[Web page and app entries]
----------
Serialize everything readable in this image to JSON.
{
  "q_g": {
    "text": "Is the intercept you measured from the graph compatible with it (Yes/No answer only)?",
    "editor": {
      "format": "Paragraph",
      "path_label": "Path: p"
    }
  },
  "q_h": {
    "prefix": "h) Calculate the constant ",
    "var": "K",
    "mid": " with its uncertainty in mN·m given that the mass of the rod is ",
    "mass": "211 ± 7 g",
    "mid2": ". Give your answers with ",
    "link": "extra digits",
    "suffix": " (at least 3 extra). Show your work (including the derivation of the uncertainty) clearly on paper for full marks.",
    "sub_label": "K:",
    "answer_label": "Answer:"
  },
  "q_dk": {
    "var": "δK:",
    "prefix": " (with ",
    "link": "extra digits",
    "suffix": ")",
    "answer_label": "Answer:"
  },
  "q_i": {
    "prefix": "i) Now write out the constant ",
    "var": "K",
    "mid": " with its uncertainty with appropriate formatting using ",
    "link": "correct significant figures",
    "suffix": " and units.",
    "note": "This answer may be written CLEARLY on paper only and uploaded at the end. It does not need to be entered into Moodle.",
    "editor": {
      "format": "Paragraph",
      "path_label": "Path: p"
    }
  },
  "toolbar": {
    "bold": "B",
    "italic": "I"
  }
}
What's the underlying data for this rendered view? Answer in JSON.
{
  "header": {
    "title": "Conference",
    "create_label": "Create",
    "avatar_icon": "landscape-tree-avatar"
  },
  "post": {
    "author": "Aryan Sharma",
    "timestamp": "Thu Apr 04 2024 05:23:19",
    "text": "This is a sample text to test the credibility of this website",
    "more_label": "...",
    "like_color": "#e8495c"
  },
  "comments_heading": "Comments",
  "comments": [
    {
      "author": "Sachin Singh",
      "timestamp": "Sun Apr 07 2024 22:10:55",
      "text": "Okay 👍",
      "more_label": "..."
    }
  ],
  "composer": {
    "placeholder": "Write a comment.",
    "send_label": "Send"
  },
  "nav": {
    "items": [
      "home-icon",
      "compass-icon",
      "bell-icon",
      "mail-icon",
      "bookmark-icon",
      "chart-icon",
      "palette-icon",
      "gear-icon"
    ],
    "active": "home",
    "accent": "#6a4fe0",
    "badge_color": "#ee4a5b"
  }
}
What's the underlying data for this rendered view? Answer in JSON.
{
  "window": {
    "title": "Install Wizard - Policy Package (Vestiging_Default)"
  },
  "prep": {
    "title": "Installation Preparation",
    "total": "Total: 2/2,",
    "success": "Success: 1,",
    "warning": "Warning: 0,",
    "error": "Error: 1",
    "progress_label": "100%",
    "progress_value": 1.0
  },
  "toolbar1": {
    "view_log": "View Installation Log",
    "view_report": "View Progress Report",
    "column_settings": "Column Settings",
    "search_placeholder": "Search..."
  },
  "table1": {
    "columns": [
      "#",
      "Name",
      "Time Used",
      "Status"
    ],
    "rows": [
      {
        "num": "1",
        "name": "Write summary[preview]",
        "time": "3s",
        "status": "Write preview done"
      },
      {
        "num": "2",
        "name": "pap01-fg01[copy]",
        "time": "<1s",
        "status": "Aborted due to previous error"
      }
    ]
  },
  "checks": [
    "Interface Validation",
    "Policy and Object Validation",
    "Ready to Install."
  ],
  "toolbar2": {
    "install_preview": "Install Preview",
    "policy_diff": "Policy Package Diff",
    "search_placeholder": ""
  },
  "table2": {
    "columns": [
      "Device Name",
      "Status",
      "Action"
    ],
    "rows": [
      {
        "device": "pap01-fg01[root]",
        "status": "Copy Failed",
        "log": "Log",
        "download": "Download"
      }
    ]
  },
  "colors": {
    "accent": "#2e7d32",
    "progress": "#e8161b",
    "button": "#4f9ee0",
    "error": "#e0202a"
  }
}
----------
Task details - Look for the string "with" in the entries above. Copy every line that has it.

Solution to this problem -
    "text": "Is the intercept you measured from the graph compatible with it (Yes/No answer only)?",
    "mid": " with its uncertainty in mN·m given that the mass of the rod is ",
    "mid2": ". Give your answers with ",
    "prefix": " (with ",
    "mid": " with its uncertainty with appropriate formatting using ",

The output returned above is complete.